“Give my best love to Uncle Leonard—dear, noble Uncle Leonard—who was always so tender with me, but he will understand, he will not blame me.

“With my love and gratitude,

“I remain,

“Your affectionate niece,

Mary Balmain.

With a groan Mrs. Morgan sank to the floor, and kneeling beside the bed, shed the bitterest tears of her life. All her thought was for her husband, who was so bound up in Mary that it would be like tearing his heart-strings to realize that his niece was his no more—that he had seen her for the last time.

“Oh, Leonard, Leonard! she is gone, and you do not know it! Oh, God, help me! I am a miserable woman!”

Suddenly she sprang up and looked at the time. Perhaps it was not yet too late to hinder Mary, to persuade her to give up her mad intention; but it was hopeless. The vessel had gone an hour, the half-caste had laid her plans too well.

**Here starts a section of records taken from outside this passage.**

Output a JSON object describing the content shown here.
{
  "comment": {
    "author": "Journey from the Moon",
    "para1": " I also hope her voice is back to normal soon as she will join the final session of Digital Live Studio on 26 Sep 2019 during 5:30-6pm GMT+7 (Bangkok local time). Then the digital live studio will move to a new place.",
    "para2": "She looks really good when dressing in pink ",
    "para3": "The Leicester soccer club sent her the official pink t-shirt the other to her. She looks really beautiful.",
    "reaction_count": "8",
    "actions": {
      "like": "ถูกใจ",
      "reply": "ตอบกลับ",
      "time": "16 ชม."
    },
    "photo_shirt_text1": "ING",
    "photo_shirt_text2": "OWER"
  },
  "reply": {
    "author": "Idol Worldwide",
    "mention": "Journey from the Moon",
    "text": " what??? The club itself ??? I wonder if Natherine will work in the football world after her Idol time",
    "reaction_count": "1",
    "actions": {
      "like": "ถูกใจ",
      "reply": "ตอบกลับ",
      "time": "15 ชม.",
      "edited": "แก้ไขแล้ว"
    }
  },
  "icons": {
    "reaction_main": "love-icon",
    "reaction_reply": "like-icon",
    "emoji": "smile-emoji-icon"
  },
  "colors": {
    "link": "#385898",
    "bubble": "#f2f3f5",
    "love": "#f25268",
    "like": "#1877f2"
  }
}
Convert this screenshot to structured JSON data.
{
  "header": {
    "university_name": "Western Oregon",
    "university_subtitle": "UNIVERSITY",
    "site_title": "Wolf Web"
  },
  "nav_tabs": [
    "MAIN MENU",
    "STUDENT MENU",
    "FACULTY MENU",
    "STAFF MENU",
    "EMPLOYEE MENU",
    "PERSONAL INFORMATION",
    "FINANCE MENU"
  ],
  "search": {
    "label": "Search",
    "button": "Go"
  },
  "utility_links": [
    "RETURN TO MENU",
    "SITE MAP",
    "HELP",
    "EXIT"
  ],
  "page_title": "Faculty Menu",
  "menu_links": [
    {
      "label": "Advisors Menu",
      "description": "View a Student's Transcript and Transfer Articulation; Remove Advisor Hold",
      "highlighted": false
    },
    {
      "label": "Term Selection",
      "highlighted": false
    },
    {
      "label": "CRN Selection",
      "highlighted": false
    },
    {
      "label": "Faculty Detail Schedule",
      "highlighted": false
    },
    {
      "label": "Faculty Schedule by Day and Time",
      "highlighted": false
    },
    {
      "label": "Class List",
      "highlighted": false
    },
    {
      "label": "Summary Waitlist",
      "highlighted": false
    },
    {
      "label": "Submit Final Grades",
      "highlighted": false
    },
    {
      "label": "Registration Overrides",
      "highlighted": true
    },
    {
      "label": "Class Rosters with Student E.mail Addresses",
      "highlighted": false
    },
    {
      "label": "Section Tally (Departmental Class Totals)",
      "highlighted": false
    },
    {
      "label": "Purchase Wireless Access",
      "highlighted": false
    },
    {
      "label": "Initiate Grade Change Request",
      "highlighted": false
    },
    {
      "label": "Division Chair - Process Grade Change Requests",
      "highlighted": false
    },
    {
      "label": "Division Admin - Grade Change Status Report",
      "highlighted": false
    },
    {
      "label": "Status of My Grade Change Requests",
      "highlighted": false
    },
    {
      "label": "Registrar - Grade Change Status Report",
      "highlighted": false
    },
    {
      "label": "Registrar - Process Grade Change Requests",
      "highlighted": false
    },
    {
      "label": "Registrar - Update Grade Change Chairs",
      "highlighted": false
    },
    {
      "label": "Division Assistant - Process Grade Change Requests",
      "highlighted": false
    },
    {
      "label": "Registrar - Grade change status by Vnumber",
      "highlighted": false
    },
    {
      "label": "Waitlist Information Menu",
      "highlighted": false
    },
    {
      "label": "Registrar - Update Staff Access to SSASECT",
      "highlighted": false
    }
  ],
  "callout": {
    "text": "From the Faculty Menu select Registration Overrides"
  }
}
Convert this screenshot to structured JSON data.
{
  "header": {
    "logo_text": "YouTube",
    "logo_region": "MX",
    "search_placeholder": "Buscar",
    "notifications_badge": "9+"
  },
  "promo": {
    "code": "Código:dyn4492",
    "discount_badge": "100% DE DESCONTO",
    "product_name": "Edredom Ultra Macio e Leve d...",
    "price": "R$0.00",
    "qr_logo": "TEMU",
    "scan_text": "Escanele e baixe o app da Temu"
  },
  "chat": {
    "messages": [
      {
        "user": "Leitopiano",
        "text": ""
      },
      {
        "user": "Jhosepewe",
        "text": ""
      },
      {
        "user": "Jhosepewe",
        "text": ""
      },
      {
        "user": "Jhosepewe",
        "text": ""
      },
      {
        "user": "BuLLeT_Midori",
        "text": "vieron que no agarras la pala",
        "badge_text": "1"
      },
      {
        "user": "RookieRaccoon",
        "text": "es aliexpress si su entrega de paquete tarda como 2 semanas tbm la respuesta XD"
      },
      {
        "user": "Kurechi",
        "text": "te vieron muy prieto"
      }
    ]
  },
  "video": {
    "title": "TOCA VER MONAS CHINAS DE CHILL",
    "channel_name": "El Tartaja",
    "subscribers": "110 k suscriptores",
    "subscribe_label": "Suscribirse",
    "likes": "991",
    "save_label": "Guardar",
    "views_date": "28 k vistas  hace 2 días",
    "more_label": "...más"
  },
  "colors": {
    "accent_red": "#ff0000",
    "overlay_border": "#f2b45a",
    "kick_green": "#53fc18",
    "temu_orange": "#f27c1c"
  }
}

Slowly it was forced upon her mind that the girl to whom she had given a mother's love had gone from her for ever—gone without a consideration for the devotion and kindness bestowed upon her. It was bitter—very bitter. The hopes of years were shattered at a blow. Only now she realized what a hold Mary Balmain had gained upon her heart; and now what availed it? Cast back upon her as valueless, and her home was desolate.